A New York high school is recalling copies of its yearbook because a graduating senior listed Adolf Hitler's autobiography as his favorite book within its pages.
Cambridge Junior-Senior High School stopped distributing the yearbook two days after it had started when it came to their attention that a student had cited “Mein Kampf” as his favorite book, the Times Union reported Wednesday.
The newspaper is not naming the student, but sent a message on Facebook to the likely profile of the student to ask if he or his parents would comment.
The book published in 1925 outlines the tenets of Nazism. Less than 10 years later, Hitler's National Socialist party won enough votes for him to be sworn in as German chancellor. Some 6 million Jewish people died under systematic persecution by the Nazis along with political opponents, queer people and people from other marginalized groups.
Cambridge Superintendent Douglas Silvernell said he was “horrified and extremely disappointed.”
He did not provide information about how the student's selection had not been caught as the yearbook was edited, but promised that the editing process would be improved going forward.
An Albany rabbi told the newspaper it was important to find out why the student chose to highlight the antisemitic work.
“It is very disheartening, especially given the heightened sensitivity we’ve been experiencing with racism and antisemitism and violence during the past year,” Rabbi Scott L. Shpeen said. “It certainly indicates we have a lot more work to do.”
Asked if the student had been disciplined, Silvernell said the school was consulting with its legal counsel.
The school is asking students to return the about 40 copies of the yearbook already distributed. In all, it cost more than $10,000 to print 145 copies. Silvernell said the school has asked the yearbook company to work with them to find a remedy.

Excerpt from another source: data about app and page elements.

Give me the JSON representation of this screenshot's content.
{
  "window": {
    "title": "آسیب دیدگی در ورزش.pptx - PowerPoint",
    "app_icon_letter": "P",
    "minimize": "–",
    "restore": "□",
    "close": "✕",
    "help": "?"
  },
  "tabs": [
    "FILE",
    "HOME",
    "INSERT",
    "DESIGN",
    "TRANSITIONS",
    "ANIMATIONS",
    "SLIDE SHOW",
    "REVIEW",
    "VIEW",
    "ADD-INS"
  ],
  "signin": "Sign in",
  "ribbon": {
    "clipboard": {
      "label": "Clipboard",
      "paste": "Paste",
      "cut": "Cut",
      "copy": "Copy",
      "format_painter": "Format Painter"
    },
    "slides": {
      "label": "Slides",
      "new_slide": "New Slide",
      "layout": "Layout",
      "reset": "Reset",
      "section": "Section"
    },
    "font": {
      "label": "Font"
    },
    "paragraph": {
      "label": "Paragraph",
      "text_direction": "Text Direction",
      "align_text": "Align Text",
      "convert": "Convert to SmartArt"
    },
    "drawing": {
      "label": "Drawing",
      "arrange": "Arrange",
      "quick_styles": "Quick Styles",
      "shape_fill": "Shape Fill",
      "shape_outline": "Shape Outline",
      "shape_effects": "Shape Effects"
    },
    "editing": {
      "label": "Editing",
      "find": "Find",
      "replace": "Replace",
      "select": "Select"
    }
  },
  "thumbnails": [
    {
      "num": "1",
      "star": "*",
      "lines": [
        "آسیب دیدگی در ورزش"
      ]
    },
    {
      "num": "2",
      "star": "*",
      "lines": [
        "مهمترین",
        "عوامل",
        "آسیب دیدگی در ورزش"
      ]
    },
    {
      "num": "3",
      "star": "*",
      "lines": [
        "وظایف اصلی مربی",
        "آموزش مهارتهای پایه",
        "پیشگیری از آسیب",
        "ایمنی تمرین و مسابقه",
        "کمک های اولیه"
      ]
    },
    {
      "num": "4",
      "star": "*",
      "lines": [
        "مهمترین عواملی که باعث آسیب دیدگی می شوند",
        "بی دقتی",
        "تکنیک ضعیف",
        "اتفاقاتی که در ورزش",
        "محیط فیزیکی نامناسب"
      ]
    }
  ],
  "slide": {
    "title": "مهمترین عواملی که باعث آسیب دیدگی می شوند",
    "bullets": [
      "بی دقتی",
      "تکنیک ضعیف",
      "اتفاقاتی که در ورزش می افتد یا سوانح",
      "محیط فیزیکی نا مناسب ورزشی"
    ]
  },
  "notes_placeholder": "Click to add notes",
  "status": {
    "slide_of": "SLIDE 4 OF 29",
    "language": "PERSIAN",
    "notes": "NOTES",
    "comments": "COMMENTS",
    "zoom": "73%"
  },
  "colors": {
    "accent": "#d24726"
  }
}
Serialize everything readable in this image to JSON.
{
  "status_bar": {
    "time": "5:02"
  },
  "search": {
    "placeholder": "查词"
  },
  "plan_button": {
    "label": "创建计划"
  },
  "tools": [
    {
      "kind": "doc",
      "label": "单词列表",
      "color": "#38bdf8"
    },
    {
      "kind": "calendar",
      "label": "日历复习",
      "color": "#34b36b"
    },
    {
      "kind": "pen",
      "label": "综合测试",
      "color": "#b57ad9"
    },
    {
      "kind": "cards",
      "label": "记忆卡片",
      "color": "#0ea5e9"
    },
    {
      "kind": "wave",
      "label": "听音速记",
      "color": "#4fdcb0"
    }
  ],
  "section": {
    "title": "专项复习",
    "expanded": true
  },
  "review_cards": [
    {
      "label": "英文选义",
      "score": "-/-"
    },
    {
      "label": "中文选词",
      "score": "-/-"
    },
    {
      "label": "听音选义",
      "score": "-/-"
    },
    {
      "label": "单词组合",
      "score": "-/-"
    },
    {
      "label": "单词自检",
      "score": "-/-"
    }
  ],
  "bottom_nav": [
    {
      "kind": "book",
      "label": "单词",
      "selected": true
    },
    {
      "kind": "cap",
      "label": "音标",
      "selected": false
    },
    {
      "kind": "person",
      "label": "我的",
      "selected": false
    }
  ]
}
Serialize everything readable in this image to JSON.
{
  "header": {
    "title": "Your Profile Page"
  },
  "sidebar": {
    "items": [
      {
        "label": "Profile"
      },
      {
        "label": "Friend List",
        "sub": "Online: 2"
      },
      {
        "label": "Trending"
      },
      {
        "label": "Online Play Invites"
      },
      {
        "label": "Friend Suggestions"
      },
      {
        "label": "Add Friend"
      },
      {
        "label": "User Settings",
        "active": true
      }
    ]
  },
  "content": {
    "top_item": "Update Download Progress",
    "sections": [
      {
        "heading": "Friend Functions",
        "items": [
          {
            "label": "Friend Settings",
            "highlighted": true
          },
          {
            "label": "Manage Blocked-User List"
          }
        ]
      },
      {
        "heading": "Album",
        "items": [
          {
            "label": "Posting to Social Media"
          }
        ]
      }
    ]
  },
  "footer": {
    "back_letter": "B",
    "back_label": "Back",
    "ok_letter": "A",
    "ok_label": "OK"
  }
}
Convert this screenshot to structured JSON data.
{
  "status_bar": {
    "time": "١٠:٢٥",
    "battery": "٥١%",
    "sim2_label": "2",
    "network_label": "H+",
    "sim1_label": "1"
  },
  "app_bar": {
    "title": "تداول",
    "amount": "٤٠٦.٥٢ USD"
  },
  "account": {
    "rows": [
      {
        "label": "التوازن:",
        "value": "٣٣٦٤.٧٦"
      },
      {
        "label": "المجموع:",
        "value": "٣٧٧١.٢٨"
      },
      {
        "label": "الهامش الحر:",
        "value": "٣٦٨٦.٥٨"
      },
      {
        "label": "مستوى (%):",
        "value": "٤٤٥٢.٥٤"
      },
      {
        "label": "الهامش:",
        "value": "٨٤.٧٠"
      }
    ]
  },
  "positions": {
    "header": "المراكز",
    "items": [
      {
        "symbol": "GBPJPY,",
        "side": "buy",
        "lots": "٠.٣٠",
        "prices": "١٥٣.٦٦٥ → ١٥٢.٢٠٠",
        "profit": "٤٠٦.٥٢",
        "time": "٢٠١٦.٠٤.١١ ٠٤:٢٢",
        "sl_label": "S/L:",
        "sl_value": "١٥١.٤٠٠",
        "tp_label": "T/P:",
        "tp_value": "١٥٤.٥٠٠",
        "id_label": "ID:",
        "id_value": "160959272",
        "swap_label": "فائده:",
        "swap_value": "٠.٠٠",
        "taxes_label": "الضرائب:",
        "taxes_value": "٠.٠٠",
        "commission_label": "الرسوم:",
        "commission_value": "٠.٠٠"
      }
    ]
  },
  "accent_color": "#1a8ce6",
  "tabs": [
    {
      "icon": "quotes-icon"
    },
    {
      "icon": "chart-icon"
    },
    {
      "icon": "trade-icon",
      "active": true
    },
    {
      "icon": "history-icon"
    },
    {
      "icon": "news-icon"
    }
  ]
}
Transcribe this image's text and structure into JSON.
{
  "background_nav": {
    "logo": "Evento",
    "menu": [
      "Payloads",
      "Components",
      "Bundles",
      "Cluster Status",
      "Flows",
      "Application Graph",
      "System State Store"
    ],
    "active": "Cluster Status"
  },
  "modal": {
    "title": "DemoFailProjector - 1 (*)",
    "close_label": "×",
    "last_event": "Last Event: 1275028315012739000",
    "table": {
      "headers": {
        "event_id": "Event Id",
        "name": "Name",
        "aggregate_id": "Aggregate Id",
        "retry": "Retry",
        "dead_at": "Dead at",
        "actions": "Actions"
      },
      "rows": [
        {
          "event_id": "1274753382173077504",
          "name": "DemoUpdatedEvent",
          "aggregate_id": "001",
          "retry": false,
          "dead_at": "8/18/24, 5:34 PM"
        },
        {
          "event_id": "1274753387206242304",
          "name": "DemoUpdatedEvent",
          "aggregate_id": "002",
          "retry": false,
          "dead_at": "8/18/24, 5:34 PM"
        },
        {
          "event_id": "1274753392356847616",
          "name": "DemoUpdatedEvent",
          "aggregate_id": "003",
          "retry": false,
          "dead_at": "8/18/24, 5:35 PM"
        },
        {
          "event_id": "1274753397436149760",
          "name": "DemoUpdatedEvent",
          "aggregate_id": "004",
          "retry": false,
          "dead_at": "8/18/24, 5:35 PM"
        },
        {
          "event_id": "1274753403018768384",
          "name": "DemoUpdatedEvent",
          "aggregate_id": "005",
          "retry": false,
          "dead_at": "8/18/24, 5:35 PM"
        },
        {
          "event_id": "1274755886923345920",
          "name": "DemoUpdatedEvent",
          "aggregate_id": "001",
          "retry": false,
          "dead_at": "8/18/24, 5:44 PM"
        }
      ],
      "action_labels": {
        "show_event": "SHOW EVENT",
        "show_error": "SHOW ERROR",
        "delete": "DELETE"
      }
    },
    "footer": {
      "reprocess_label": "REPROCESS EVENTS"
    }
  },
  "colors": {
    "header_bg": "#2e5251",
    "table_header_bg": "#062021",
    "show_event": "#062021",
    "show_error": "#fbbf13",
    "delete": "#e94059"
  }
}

Cambridge is located northeast of Albany, near the state's border with Vermont.